Surprising Factors That Affect Your Cancer Risk

Most people know about the association between smoking and lung cancer. But you may be surprised to learn that some seemingly simple factors can also put you in a perilous state. Learn your personal cancer risk profile by honestly answering some targeted questions. Get on the road to mitigating your risk for cancer today.

Posted on
 

One important way to lessen or eliminate the chance of getting certain cancers is to first identify what puts you at risk. To do that, researchers scrutinize the details of people who have developed each type of cancer in order to find common features. Everything from your age, race, living habits, job, environment; to commingling diseases, medications, height, weight and family history can be used to estimate the risk of ever developing the disease.

This information is incredibly useful because people with a high risk factor profile can not only change certain factors, but they can also become cancer watchdogs by increasing cancer screening tests to detect cancer early, when it is most likely to respond favorably to treatment. In some cases, there might even be a preventive measure – lifestyle activity, drug or procedure – that can lessen or eliminate the risk in vulnerable people.

 

Risky Associations

Information about the association between a factor and disease comes from a branch of science called epidemiology. Epidemiologists pool together factors in a numeric way to get an estimation of disease risk. The first thing to understand though is not all risk factors carry the same weight. For instance, a very strong association between the risk factor and a disease may increase the risk many fold, while a weak one may only be slightly detrimental.

Although possessing a negative risk factor doesn’t guarantee you will get cancer, just as having a protective one doesn't assure you'll be free and clear, it does indicate where you are in the spectrum. You may never really know exactly what your cancer risk is, but the answers to some targeted questions can help predict if you’re in danger.

Estimating risk may not be an exact science but individuals and their doctors can use the results of a risk profile to decide a course of action. Since the questionnaire takes into account negative and protective factors, a risk profile can ostensibly be used to lower risk by taking on a protective activity. And that might just save your life.

Here are some harmful and helpful factors for 3 leading cancers.

Colon Cancer Risk Factors

Factors that Increase Risk

  • Eating 3 or more servings of red meat a week
  • Drinking 3 or more alcoholic beverages a day
  • Currently smoking
  • Being obese
  • Being taller than 5'7"


Factors that Decrease Risk

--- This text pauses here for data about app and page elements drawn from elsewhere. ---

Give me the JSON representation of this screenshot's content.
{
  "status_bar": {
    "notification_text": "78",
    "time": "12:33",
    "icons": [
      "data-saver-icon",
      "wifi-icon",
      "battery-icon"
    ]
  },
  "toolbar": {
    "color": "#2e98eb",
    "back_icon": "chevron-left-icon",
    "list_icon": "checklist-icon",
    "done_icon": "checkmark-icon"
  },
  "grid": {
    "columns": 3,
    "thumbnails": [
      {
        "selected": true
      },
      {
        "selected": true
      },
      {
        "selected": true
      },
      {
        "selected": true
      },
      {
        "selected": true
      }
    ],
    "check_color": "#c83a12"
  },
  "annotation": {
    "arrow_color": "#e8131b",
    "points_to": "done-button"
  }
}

  • Using birth control pills for at least 5 years
  • Taking aspirin (325 mg tablet) 4 to 6 times a week
  • Eating more than 3 servings of milk or dairy products a day
  • Taking a daily multivitamin that contains vitamin B6, calcium, magnesium and folate
  • Taking a daily vitamin D supplement
  • Performing 30 minutes of exercise a day
  • Having colon cancer screening (colonoscopy) at regular intervals
  • Having inflammatory bowel disease

Stomach Cancer

Factors that Increase Risk

  • Eating a high salt diet such (canned, processed, frozen and preserved meats)
  • Eating 3 or more servings of red meat a week
  • Eating at restaurants or fast food places
  • Having type A, A+ or A- blood
  • Being a smoker
  • Not taking treatment for Helicobacter pylori stomach ulcers


Factors that Decrease Risk

  • Eating a diet high in fruits and vegetables
  • Keeping salt intake under 6000 mg a day (or sodium under 2300 mg a day)

Breast Cancer Risk

Factors that Increase Risk

  • Having a family history or breast cancer
  • Being taller than 5'7"
  • Getting first period younger than 11 or older than 15
  • Having a first child when older than 35 or younger than 20
  • Currently using birth control pills
  • Using hormone replacement therapy for more than 5 years
  • Of Jewish ancestry
  • Drinking more than one alcoholic drink a day
  • Having a BMI greater than 27
  • Testing positive for the BRCA1 or BRCA2 gene mutation
  • Having a history of atypical hyperplasia a type of benign breast disease


Factors that Decrease Risk

  • Breastfeeding for one year or more
  • Eating a diet that includes monounsaturated fats over saturated fat
  • Performing more than 3 hours of physical activity a week
  • Birthing more than 2 children
  • Taking drugs that block estrogen (Tamoxifen and Raloxifene)
  • Taking the vitamin folate if you are a moderate alcohol drinker

To discover your personal risk for 12 cancer types take the disease risk questionnaires at Your Disease Risk from the Siteman Cancer Center.